------ Exercise material
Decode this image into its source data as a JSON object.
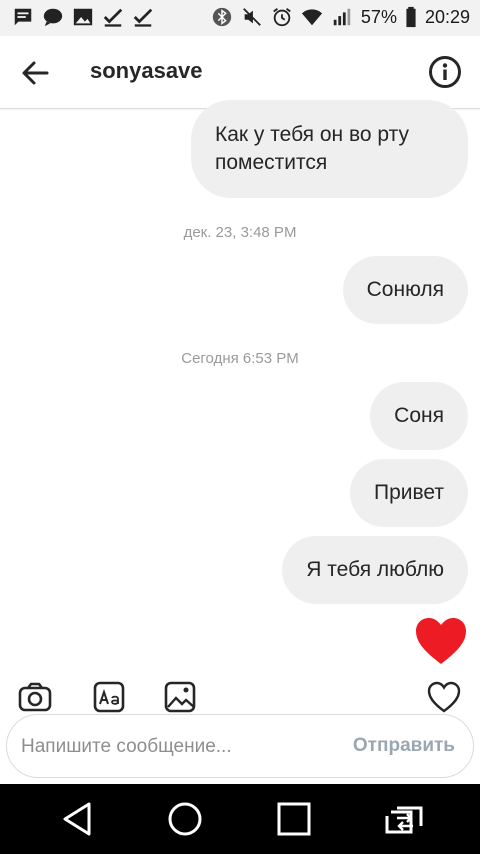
{
  "status_bar": {
    "battery": "57%",
    "time": "20:29",
    "left_icons": [
      "message-icon",
      "chat-bubble-icon",
      "image-icon",
      "check-icon",
      "check-icon"
    ],
    "right_icons": [
      "bluetooth-icon",
      "mute-icon",
      "alarm-icon",
      "wifi-icon",
      "signal-icon",
      "battery-icon"
    ]
  },
  "header": {
    "title": "sonyasave"
  },
  "messages": [
    {
      "text": "Как у тебя он во рту поместится"
    },
    {
      "timestamp": "дек. 23, 3:48 PM"
    },
    {
      "text": "Сонюля"
    },
    {
      "timestamp": "Сегодня 6:53 PM"
    },
    {
      "text": "Соня"
    },
    {
      "text": "Привет"
    },
    {
      "text": "Я тебя люблю"
    }
  ],
  "composer": {
    "placeholder": "Напишите сообщение...",
    "send_label": "Отправить"
  },
  "colors": {
    "heart": "#ed1c24",
    "bubble": "#efefef",
    "send_disabled": "#9aa6b0"
  }
}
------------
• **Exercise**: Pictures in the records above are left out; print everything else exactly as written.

• **Written solution**:
Decode this image into its source data as a JSON object.
{
  "status_bar": {
    "battery": "57%",
    "time": "20:29",
    "left_icons": [
      "message-icon",
      "chat-bubble-icon",
      "image-icon",
      "check-icon",
      "check-icon"
    ],
    "right_icons": [
      "bluetooth-icon",
      "mute-icon",
      "alarm-icon",
      "wifi-icon",
      "signal-icon",
      "battery-icon"
    ]
  },
  "header": {
    "title": "sonyasave"
  },
  "messages": [
    {
      "text": "Как у тебя он во рту поместится"
    },
    {
      "timestamp": "дек. 23, 3:48 PM"
    },
    {
      "text": "Сонюля"
    },
    {
      "timestamp": "Сегодня 6:53 PM"
    },
    {
      "text": "Соня"
    },
    {
      "text": "Привет"
    },
    {
      "text": "Я тебя люблю"
    }
  ],
  "composer": {
    "placeholder": "Напишите сообщение...",
    "send_label": "Отправить"
  },
  "colors": {
    "heart": "#ed1c24",
    "bubble": "#efefef",
    "send_disabled": "#9aa6b0"
  }
}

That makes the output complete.